EXERCISE:
Every line of the listing below is to be duplicated exactly, with the pictures left out.

GIVEN INFORMATION:
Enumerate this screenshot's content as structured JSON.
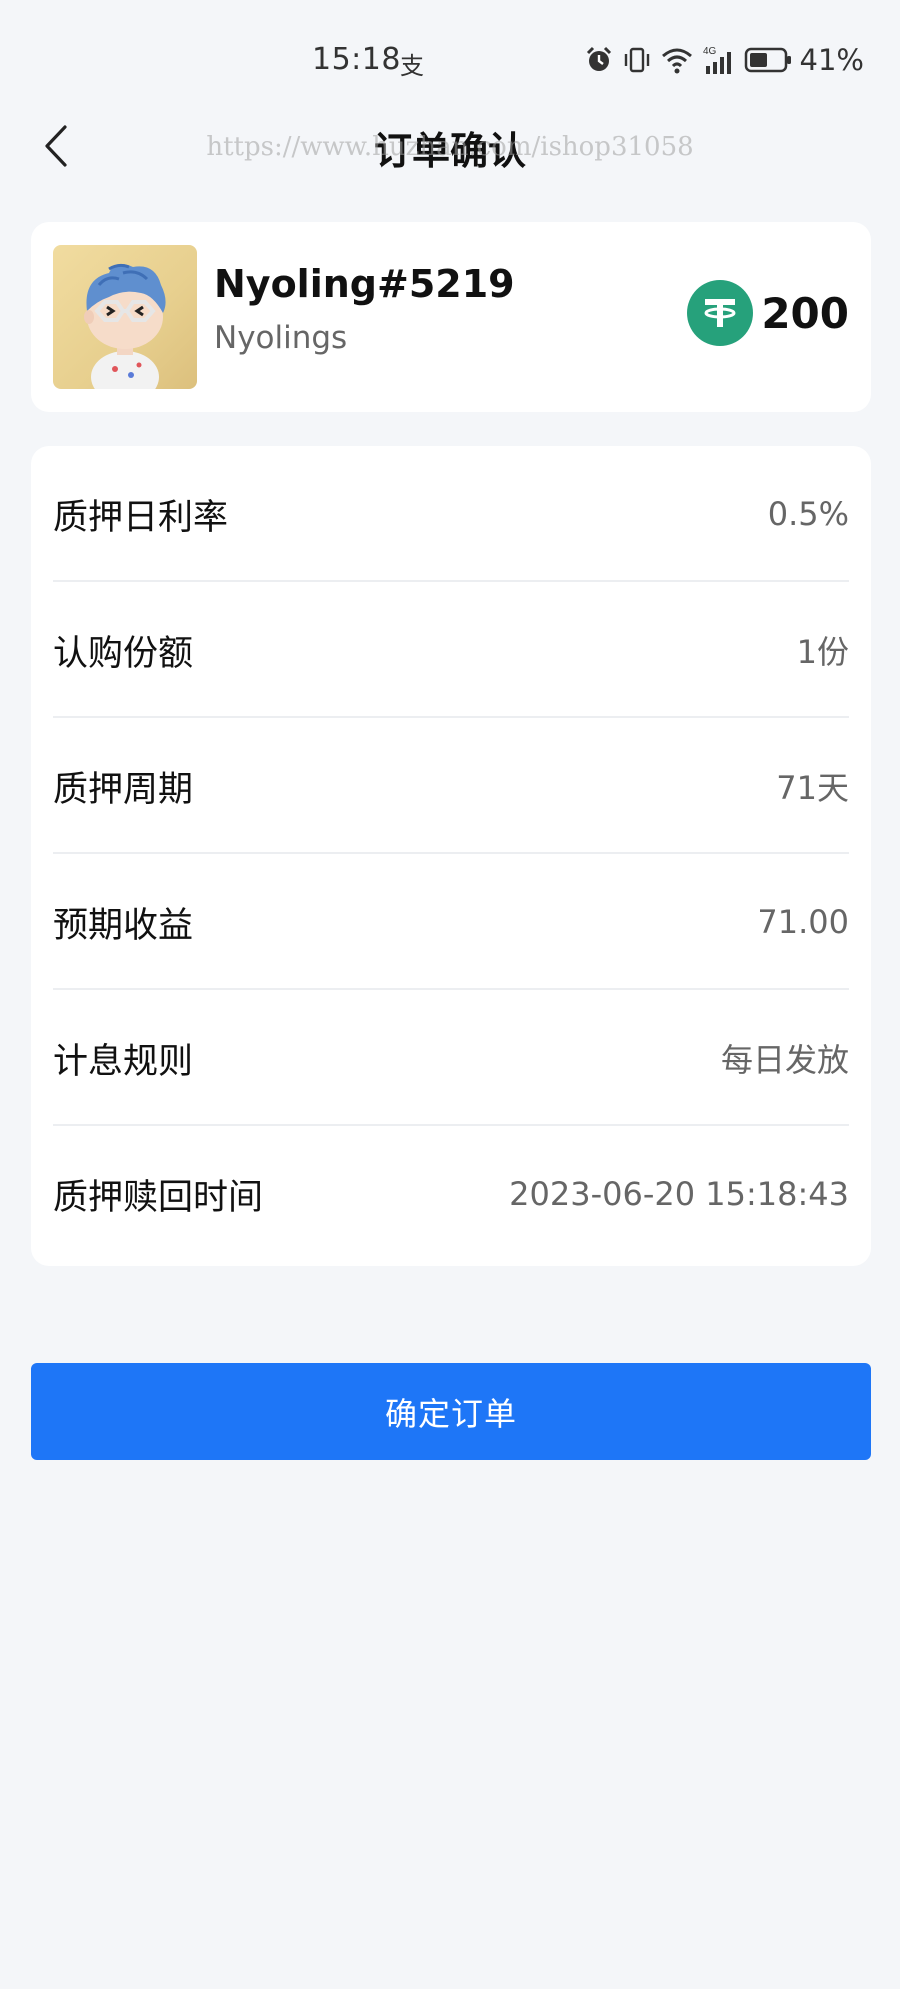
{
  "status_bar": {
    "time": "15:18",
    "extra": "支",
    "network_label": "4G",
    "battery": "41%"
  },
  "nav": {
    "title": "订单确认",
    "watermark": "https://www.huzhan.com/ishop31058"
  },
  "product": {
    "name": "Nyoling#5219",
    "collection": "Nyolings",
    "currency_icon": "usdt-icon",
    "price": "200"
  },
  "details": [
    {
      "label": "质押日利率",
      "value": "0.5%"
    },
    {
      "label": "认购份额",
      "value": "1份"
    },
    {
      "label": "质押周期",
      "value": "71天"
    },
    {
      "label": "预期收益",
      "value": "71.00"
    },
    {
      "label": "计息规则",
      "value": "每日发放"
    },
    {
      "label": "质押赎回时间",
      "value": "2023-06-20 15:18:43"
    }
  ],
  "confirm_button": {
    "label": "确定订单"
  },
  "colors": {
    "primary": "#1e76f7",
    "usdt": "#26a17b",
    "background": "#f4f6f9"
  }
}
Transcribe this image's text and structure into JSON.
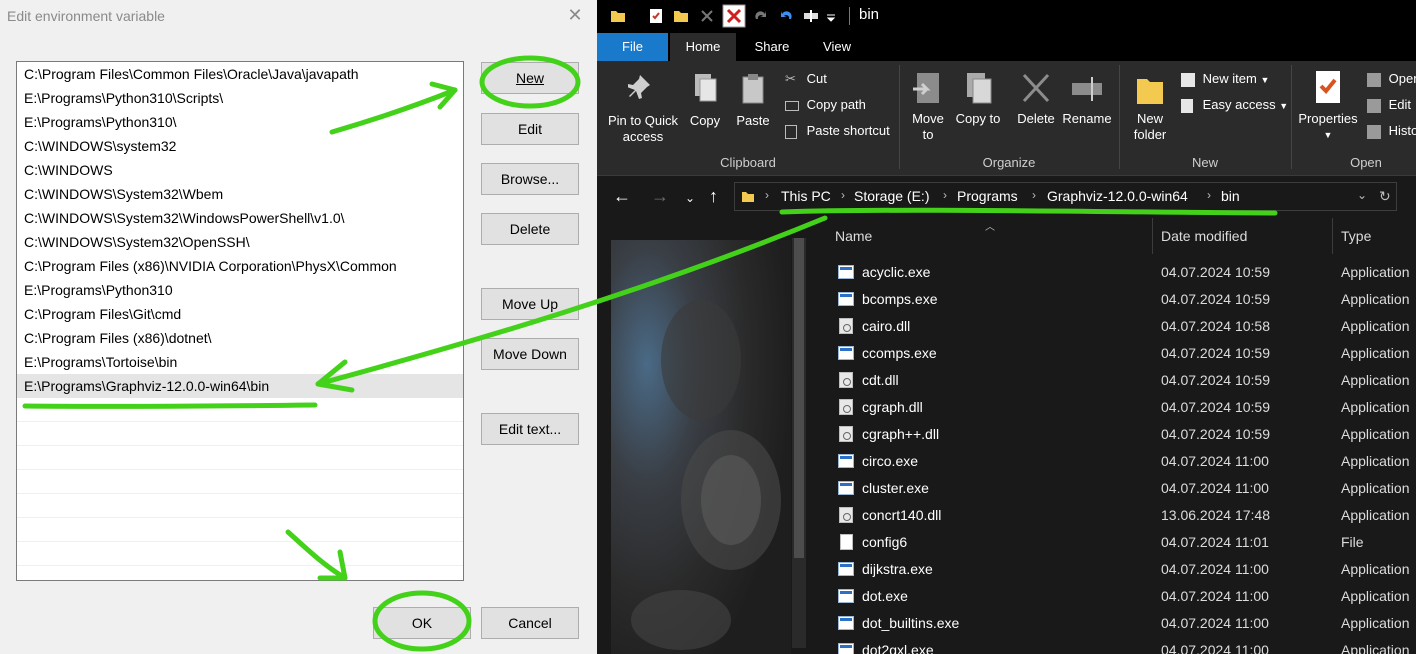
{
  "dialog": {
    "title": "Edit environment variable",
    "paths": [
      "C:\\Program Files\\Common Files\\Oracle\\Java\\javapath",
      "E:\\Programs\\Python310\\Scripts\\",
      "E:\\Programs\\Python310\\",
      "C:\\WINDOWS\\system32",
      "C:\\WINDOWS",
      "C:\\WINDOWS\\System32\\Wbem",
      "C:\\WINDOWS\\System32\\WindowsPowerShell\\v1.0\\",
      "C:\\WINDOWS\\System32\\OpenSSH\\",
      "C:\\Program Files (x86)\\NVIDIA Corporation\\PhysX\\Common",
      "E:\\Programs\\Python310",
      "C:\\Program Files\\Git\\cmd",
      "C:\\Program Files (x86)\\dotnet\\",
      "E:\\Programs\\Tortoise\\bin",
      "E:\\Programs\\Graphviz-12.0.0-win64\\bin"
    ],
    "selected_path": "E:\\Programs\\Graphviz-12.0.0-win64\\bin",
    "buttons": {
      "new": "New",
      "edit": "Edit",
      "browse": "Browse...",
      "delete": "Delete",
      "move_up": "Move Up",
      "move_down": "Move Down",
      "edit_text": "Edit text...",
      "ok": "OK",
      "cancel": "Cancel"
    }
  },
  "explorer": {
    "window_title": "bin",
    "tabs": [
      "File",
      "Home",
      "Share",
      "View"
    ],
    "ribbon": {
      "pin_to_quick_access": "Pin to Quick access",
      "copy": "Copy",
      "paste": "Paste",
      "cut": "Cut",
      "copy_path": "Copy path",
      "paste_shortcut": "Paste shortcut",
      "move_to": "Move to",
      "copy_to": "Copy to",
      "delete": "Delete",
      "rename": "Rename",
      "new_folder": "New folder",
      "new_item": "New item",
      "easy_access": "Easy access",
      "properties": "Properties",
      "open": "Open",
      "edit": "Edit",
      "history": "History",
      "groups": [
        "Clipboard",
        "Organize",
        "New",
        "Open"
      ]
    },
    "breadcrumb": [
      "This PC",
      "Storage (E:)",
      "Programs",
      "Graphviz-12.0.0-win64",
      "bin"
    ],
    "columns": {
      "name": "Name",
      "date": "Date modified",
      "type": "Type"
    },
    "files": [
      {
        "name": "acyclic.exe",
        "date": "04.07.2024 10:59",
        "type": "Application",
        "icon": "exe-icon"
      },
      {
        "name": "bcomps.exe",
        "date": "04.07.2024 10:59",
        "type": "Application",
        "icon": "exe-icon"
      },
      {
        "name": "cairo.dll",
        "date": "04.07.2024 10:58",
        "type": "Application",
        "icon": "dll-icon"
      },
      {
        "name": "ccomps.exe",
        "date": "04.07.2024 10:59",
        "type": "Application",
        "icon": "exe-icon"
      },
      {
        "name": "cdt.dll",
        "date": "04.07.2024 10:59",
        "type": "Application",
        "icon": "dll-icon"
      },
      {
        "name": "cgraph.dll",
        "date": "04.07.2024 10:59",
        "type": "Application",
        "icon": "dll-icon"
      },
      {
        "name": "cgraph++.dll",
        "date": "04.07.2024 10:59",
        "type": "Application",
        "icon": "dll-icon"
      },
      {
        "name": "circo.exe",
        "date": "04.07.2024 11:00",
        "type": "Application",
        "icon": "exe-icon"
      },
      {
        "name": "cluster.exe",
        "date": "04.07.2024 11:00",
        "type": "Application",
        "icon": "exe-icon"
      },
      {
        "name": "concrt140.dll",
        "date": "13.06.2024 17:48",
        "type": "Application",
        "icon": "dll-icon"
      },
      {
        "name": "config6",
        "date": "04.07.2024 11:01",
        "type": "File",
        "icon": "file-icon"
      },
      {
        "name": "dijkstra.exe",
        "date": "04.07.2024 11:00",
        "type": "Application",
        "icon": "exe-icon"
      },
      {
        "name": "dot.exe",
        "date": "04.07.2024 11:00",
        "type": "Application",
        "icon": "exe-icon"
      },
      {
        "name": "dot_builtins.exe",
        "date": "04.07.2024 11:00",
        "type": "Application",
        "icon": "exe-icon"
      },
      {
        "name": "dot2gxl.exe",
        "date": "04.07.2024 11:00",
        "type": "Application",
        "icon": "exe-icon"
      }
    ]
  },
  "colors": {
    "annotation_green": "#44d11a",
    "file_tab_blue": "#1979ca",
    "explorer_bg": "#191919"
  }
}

RESPONSE TO THE TASK:
Enumerate this screenshot's content as structured JSON.
{
  "status_bar": {
    "time": "15:18",
    "extra": "支",
    "network_label": "4G",
    "battery": "41%"
  },
  "nav": {
    "title": "订单确认",
    "watermark": "https://www.huzhan.com/ishop31058"
  },
  "product": {
    "name": "Nyoling#5219",
    "collection": "Nyolings",
    "currency_icon": "usdt-icon",
    "price": "200"
  },
  "details": [
    {
      "label": "质押日利率",
      "value": "0.5%"
    },
    {
      "label": "认购份额",
      "value": "1份"
    },
    {
      "label": "质押周期",
      "value": "71天"
    },
    {
      "label": "预期收益",
      "value": "71.00"
    },
    {
      "label": "计息规则",
      "value": "每日发放"
    },
    {
      "label": "质押赎回时间",
      "value": "2023-06-20 15:18:43"
    }
  ],
  "confirm_button": {
    "label": "确定订单"
  },
  "colors": {
    "primary": "#1e76f7",
    "usdt": "#26a17b",
    "background": "#f4f6f9"
  }
}
Transcribe this image's text and structure into JSON.
{
  "dialog": {
    "title": "Edit environment variable",
    "paths": [
      "C:\\Program Files\\Common Files\\Oracle\\Java\\javapath",
      "E:\\Programs\\Python310\\Scripts\\",
      "E:\\Programs\\Python310\\",
      "C:\\WINDOWS\\system32",
      "C:\\WINDOWS",
      "C:\\WINDOWS\\System32\\Wbem",
      "C:\\WINDOWS\\System32\\WindowsPowerShell\\v1.0\\",
      "C:\\WINDOWS\\System32\\OpenSSH\\",
      "C:\\Program Files (x86)\\NVIDIA Corporation\\PhysX\\Common",
      "E:\\Programs\\Python310",
      "C:\\Program Files\\Git\\cmd",
      "C:\\Program Files (x86)\\dotnet\\",
      "E:\\Programs\\Tortoise\\bin",
      "E:\\Programs\\Graphviz-12.0.0-win64\\bin"
    ],
    "selected_path": "E:\\Programs\\Graphviz-12.0.0-win64\\bin",
    "buttons": {
      "new": "New",
      "edit": "Edit",
      "browse": "Browse...",
      "delete": "Delete",
      "move_up": "Move Up",
      "move_down": "Move Down",
      "edit_text": "Edit text...",
      "ok": "OK",
      "cancel": "Cancel"
    }
  },
  "explorer": {
    "window_title": "bin",
    "tabs": [
      "File",
      "Home",
      "Share",
      "View"
    ],
    "ribbon": {
      "pin_to_quick_access": "Pin to Quick access",
      "copy": "Copy",
      "paste": "Paste",
      "cut": "Cut",
      "copy_path": "Copy path",
      "paste_shortcut": "Paste shortcut",
      "move_to": "Move to",
      "copy_to": "Copy to",
      "delete": "Delete",
      "rename": "Rename",
      "new_folder": "New folder",
      "new_item": "New item",
      "easy_access": "Easy access",
      "properties": "Properties",
      "open": "Open",
      "edit": "Edit",
      "history": "History",
      "groups": [
        "Clipboard",
        "Organize",
        "New",
        "Open"
      ]
    },
    "breadcrumb": [
      "This PC",
      "Storage (E:)",
      "Programs",
      "Graphviz-12.0.0-win64",
      "bin"
    ],
    "columns": {
      "name": "Name",
      "date": "Date modified",
      "type": "Type"
    },
    "files": [
      {
        "name": "acyclic.exe",
        "date": "04.07.2024 10:59",
        "type": "Application",
        "icon": "exe-icon"
      },
      {
        "name": "bcomps.exe",
        "date": "04.07.2024 10:59",
        "type": "Application",
        "icon": "exe-icon"
      },
      {
        "name": "cairo.dll",
        "date": "04.07.2024 10:58",
        "type": "Application",
        "icon": "dll-icon"
      },
      {
        "name": "ccomps.exe",
        "date": "04.07.2024 10:59",
        "type": "Application",
        "icon": "exe-icon"
      },
      {
        "name": "cdt.dll",
        "date": "04.07.2024 10:59",
        "type": "Application",
        "icon": "dll-icon"
      },
      {
        "name": "cgraph.dll",
        "date": "04.07.2024 10:59",
        "type": "Application",
        "icon": "dll-icon"
      },
      {
        "name": "cgraph++.dll",
        "date": "04.07.2024 10:59",
        "type": "Application",
        "icon": "dll-icon"
      },
      {
        "name": "circo.exe",
        "date": "04.07.2024 11:00",
        "type": "Application",
        "icon": "exe-icon"
      },
      {
        "name": "cluster.exe",
        "date": "04.07.2024 11:00",
        "type": "Application",
        "icon": "exe-icon"
      },
      {
        "name": "concrt140.dll",
        "date": "13.06.2024 17:48",
        "type": "Application",
        "icon": "dll-icon"
      },
      {
        "name": "config6",
        "date": "04.07.2024 11:01",
        "type": "File",
        "icon": "file-icon"
      },
      {
        "name": "dijkstra.exe",
        "date": "04.07.2024 11:00",
        "type": "Application",
        "icon": "exe-icon"
      },
      {
        "name": "dot.exe",
        "date": "04.07.2024 11:00",
        "type": "Application",
        "icon": "exe-icon"
      },
      {
        "name": "dot_builtins.exe",
        "date": "04.07.2024 11:00",
        "type": "Application",
        "icon": "exe-icon"
      },
      {
        "name": "dot2gxl.exe",
        "date": "04.07.2024 11:00",
        "type": "Application",
        "icon": "exe-icon"
      }
    ]
  },
  "colors": {
    "annotation_green": "#44d11a",
    "file_tab_blue": "#1979ca",
    "explorer_bg": "#191919"
  }
}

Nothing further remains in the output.